What makes an effective international Assessment Centre?
Over the last several years we have steadily increased the amount of international assessment centre work we undertake and are often asked for our advice on approaching designing / running an assessment centre processes for an internationally diverse candidate pool.
These processes often include activities like presentation exercises, role-plays, group discussions and analytical tasks to objectively & accurately identify stronger candidates from a shortlist.
As with any assessment process, our key piece of advice is to ensure you are very clear what you are trying to measure. In other words, know the competencies that you are looking to measure and the contexts / situations / mediums that you feel they need to be displayed – for example, persuasiveness / influencing skills especially during group discussions and presentations.
Consider the language in which the candidates will need to work in to fulfil the demands of the role. Sometimes, it may well be that candidates will actually be operating in several languages – a business / corporate language and their native tongue. In this instance, it is important to consider:
* If candidates need Business English language skills, what level is required and is it conversational skills / written skills or both
* Will candidates need to analyse information in English or will the analysis take place in a different language and then be communicated in English
* How time pressured the analysis might be.
Then select exercises that will provide candidates with the opportunity to demonstrate their competencies in realistic contexts / scenarios for the role.

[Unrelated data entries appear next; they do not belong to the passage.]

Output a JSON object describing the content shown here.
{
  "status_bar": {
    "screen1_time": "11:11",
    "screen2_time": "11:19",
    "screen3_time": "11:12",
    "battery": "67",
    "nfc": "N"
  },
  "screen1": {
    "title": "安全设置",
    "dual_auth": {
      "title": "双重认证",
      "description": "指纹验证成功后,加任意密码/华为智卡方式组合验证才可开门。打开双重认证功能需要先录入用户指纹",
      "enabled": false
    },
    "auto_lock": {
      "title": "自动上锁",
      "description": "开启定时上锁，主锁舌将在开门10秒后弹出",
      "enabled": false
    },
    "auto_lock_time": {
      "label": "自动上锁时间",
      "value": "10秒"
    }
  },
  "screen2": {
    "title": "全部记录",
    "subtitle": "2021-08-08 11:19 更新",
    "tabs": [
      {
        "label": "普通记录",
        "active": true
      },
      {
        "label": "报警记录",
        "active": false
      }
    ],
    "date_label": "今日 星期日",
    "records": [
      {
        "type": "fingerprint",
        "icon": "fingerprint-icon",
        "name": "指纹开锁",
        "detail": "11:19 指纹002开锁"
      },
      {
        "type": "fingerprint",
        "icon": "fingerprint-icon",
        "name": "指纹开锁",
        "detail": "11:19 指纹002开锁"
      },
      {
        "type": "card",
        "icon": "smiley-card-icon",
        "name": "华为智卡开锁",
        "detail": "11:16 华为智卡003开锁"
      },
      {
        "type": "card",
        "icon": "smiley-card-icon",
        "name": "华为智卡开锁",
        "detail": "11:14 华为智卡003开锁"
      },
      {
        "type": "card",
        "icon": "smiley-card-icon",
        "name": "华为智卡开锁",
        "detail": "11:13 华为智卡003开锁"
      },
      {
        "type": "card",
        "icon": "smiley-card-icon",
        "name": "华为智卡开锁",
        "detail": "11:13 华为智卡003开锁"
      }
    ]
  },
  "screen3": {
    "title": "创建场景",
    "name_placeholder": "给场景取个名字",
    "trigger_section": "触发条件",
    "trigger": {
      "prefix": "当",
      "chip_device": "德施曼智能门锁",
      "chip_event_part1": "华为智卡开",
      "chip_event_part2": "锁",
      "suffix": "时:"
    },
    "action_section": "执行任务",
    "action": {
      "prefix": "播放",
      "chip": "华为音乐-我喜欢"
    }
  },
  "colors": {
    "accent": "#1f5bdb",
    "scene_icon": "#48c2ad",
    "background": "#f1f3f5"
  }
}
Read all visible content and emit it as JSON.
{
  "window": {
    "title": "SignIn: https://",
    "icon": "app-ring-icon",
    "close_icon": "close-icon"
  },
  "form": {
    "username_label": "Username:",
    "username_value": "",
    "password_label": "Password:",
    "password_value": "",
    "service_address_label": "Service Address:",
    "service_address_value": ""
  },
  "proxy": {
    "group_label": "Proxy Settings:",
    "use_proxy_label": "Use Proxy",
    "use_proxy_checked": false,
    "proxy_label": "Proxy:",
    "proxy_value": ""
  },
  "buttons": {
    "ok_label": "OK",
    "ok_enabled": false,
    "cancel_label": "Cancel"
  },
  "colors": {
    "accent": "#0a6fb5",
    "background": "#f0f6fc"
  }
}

From an international perspective, it is important to acknowledge that some exercises are less widely used and may be deemed less acceptable in certain countries.
For example, psychometric assessment is less widely used in some countries.
When using personality questionnaires, ensure you offer candidates the option to complete the assessment in their native language. In addition, consider the merits of using ‘local’ comparison groups vs international comparison groups when interpreting the results.
When using ability / analytical tests, consider, linked to the demands of the role, if you need to gauge reasoning skills in business English vs their native tongue or if it would be important to run the assessments in both languages. Also, as above, consider what benchmark / comparison groups would be most appropriate to help interpret the results (local / country specific benchmarks vs international benchmarks).
When scheduling / timetabling the assessment event, consider what would be appropriate ‘preparation times’ for your non-psychometric exercises linked to the demands of the role and the impact on non-native English speakers i.e. is it more appropriate / realistic for candidates to have longer to prepare and analyse business English information in advance of a group discussion.
Consider how you can help candidates to prepare to give of their best in advance of an assessment process which may well be a newer experience for some candidates. Factors to consider would include – briefing documents, online practice materials and the option to phone in advance of the day to ask questions if unclear about any points.
Finally, as with any assessment centre event, the process will only ever be as good as the assessors. From an international perspective, it is important to consider (wherever possible) drawing your assessors from local countries that reflect the typical candidate pool and / or assessors with a good understanding of the likely cultural issues at play. Building on this, assessor training will play a critical part in the success of your process.